== DATASET ENTRIES

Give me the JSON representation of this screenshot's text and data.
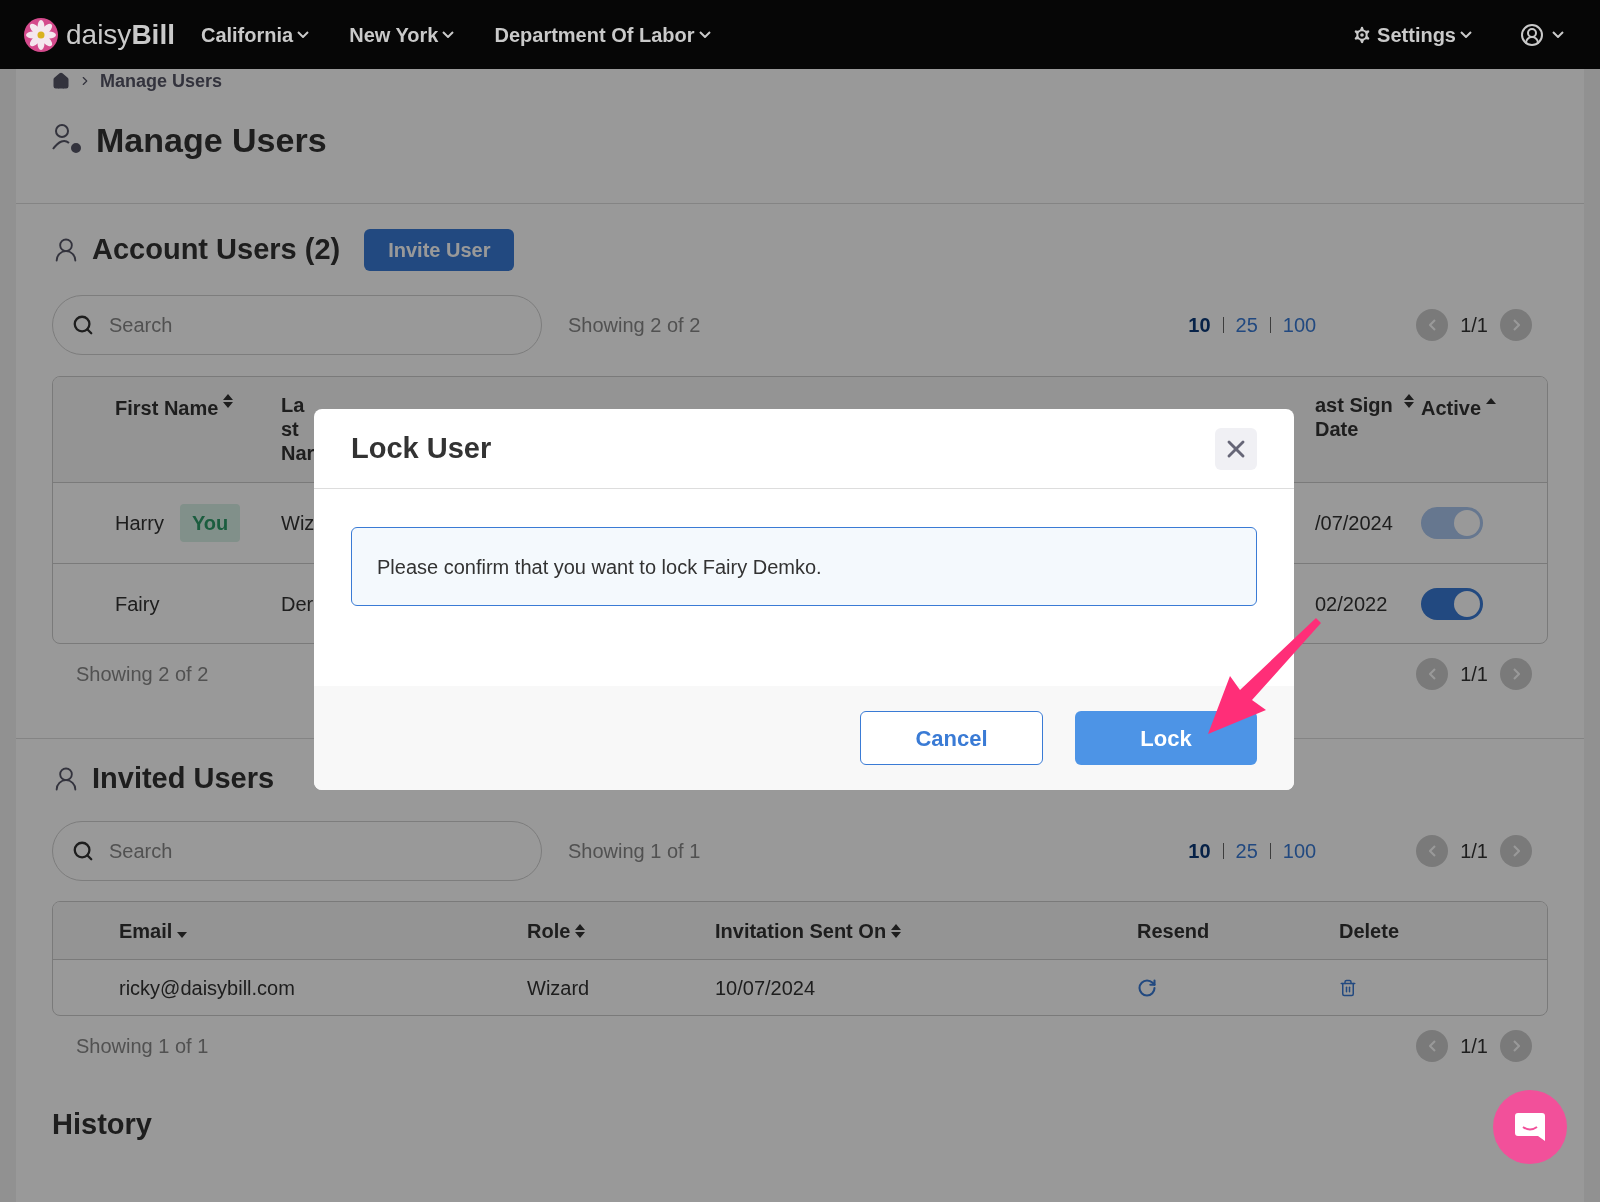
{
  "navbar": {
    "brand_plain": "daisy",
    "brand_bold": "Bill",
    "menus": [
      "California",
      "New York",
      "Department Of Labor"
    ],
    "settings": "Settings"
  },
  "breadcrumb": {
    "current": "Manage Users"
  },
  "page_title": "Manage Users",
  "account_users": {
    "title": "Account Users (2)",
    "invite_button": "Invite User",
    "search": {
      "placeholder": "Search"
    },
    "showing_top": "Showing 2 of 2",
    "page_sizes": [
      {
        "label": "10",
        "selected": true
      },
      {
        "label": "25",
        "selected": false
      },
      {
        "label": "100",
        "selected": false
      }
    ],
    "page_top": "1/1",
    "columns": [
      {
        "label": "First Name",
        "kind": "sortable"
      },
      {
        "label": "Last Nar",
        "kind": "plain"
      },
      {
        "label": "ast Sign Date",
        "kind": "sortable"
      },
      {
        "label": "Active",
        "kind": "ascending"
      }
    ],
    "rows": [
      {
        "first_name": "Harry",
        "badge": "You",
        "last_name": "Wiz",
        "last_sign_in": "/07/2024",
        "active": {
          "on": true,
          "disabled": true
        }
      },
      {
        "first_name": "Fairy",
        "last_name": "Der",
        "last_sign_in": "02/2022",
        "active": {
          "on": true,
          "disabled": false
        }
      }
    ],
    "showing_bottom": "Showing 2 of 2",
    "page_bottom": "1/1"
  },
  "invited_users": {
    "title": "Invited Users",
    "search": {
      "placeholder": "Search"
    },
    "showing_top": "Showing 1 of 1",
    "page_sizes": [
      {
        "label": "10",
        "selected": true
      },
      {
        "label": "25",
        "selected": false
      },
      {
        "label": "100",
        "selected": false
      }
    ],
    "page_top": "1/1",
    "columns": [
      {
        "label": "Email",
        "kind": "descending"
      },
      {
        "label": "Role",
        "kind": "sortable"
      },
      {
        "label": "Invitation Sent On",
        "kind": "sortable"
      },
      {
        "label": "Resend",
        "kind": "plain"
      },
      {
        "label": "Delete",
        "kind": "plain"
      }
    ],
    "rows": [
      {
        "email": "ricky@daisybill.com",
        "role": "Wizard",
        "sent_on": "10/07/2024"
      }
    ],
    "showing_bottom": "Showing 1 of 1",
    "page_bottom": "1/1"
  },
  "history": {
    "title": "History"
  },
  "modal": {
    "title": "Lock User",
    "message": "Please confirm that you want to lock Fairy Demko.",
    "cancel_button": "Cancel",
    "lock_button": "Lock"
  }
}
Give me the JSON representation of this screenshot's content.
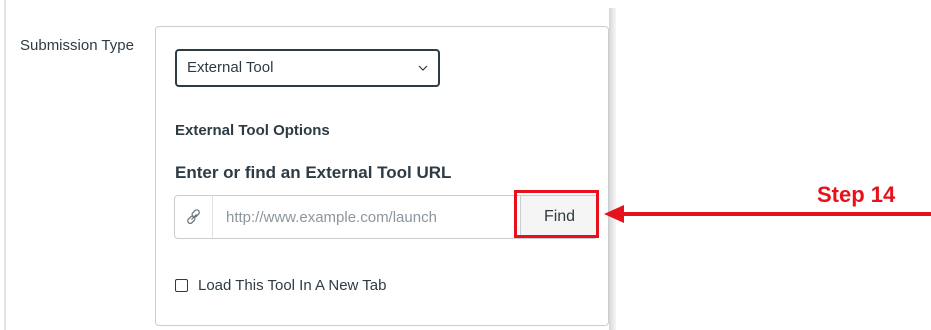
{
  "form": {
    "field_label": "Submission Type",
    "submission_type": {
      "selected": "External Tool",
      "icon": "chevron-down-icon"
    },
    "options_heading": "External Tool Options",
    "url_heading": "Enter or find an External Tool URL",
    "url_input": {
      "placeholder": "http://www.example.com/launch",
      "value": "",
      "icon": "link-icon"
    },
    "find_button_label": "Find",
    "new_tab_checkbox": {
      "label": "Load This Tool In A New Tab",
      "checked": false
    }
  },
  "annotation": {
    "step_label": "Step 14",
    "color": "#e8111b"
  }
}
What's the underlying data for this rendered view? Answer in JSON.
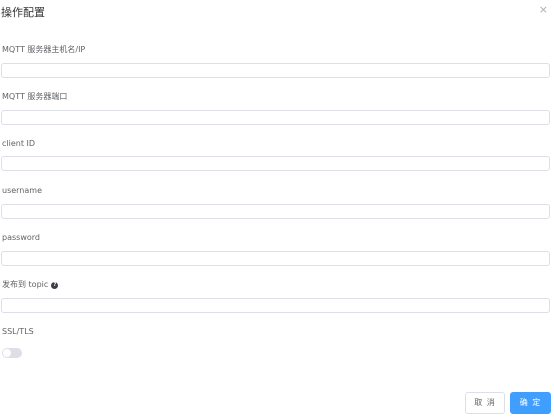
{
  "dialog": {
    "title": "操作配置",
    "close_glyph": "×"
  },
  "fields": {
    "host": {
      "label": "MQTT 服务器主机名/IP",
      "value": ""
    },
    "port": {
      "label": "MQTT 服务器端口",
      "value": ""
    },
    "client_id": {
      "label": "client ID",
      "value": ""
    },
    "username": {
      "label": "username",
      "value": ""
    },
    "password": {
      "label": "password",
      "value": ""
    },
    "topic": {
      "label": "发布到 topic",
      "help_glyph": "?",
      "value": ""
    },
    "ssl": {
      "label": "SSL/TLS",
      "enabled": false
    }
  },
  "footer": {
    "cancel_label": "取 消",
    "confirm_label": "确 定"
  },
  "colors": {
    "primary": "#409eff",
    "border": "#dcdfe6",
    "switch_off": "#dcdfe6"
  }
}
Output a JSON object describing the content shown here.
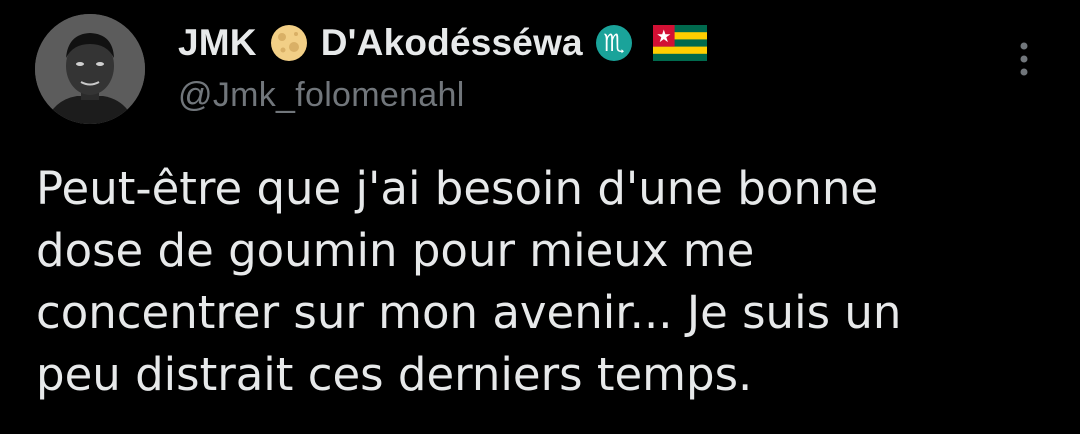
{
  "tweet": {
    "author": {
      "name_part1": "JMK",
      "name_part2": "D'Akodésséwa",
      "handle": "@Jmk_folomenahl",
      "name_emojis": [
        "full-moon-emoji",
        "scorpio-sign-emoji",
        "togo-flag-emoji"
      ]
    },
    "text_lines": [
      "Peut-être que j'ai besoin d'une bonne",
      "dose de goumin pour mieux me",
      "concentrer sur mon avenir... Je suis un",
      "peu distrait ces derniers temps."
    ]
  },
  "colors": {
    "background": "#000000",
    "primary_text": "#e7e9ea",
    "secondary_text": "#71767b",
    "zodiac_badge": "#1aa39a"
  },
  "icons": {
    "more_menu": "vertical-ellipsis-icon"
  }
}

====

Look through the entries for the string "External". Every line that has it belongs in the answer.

[ANSWER SECTION]:
      "selected": "External Tool",
    "options_heading": "External Tool Options",
    "url_heading": "Enter or find an External Tool URL",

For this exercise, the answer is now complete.